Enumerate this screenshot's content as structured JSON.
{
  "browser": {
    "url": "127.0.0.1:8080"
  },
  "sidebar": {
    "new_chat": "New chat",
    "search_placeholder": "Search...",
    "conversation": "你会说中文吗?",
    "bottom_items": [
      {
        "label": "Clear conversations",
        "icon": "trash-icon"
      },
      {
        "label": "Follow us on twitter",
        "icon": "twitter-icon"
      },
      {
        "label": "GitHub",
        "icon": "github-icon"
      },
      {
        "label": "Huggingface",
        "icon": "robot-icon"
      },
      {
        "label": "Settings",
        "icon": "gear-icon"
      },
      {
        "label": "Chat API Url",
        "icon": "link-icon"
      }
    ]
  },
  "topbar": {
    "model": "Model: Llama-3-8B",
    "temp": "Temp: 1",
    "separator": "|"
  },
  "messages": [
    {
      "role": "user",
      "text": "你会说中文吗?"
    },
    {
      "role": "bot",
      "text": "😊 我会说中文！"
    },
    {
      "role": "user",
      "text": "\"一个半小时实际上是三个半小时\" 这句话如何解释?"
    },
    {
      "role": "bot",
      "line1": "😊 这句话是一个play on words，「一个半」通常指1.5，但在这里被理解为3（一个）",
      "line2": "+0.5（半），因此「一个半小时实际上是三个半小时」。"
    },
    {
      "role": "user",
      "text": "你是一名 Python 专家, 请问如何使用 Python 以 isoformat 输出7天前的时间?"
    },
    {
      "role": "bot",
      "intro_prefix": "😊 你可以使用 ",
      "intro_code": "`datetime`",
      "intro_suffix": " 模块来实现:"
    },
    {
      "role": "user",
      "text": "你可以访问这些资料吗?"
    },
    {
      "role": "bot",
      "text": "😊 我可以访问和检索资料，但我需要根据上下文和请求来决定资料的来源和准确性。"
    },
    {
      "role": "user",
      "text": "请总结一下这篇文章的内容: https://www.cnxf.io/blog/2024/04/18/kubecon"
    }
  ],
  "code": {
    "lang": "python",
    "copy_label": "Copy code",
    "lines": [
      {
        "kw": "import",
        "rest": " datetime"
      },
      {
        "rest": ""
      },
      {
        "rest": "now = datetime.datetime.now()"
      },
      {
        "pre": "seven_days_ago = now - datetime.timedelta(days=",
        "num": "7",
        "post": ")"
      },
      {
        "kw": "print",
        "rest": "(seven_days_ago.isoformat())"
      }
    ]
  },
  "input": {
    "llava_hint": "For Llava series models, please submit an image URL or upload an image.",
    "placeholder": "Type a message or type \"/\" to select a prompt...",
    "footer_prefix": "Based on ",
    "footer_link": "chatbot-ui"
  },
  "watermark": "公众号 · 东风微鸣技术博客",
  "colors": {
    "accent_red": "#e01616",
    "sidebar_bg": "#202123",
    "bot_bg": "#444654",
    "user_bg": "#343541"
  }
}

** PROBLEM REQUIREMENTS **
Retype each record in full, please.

** EXPECTED ANSWER **
Enumerate this screenshot's content as structured JSON.
{
  "browser": {
    "url": "127.0.0.1:8080"
  },
  "sidebar": {
    "new_chat": "New chat",
    "search_placeholder": "Search...",
    "conversation": "你会说中文吗?",
    "bottom_items": [
      {
        "label": "Clear conversations",
        "icon": "trash-icon"
      },
      {
        "label": "Follow us on twitter",
        "icon": "twitter-icon"
      },
      {
        "label": "GitHub",
        "icon": "github-icon"
      },
      {
        "label": "Huggingface",
        "icon": "robot-icon"
      },
      {
        "label": "Settings",
        "icon": "gear-icon"
      },
      {
        "label": "Chat API Url",
        "icon": "link-icon"
      }
    ]
  },
  "topbar": {
    "model": "Model: Llama-3-8B",
    "temp": "Temp: 1",
    "separator": "|"
  },
  "messages": [
    {
      "role": "user",
      "text": "你会说中文吗?"
    },
    {
      "role": "bot",
      "text": "😊 我会说中文！"
    },
    {
      "role": "user",
      "text": "\"一个半小时实际上是三个半小时\" 这句话如何解释?"
    },
    {
      "role": "bot",
      "line1": "😊 这句话是一个play on words，「一个半」通常指1.5，但在这里被理解为3（一个）",
      "line2": "+0.5（半），因此「一个半小时实际上是三个半小时」。"
    },
    {
      "role": "user",
      "text": "你是一名 Python 专家, 请问如何使用 Python 以 isoformat 输出7天前的时间?"
    },
    {
      "role": "bot",
      "intro_prefix": "😊 你可以使用 ",
      "intro_code": "`datetime`",
      "intro_suffix": " 模块来实现:"
    },
    {
      "role": "user",
      "text": "你可以访问这些资料吗?"
    },
    {
      "role": "bot",
      "text": "😊 我可以访问和检索资料，但我需要根据上下文和请求来决定资料的来源和准确性。"
    },
    {
      "role": "user",
      "text": "请总结一下这篇文章的内容: https://www.cnxf.io/blog/2024/04/18/kubecon"
    }
  ],
  "code": {
    "lang": "python",
    "copy_label": "Copy code",
    "lines": [
      {
        "kw": "import",
        "rest": " datetime"
      },
      {
        "rest": ""
      },
      {
        "rest": "now = datetime.datetime.now()"
      },
      {
        "pre": "seven_days_ago = now - datetime.timedelta(days=",
        "num": "7",
        "post": ")"
      },
      {
        "kw": "print",
        "rest": "(seven_days_ago.isoformat())"
      }
    ]
  },
  "input": {
    "llava_hint": "For Llava series models, please submit an image URL or upload an image.",
    "placeholder": "Type a message or type \"/\" to select a prompt...",
    "footer_prefix": "Based on ",
    "footer_link": "chatbot-ui"
  },
  "watermark": "公众号 · 东风微鸣技术博客",
  "colors": {
    "accent_red": "#e01616",
    "sidebar_bg": "#202123",
    "bot_bg": "#444654",
    "user_bg": "#343541"
  }
}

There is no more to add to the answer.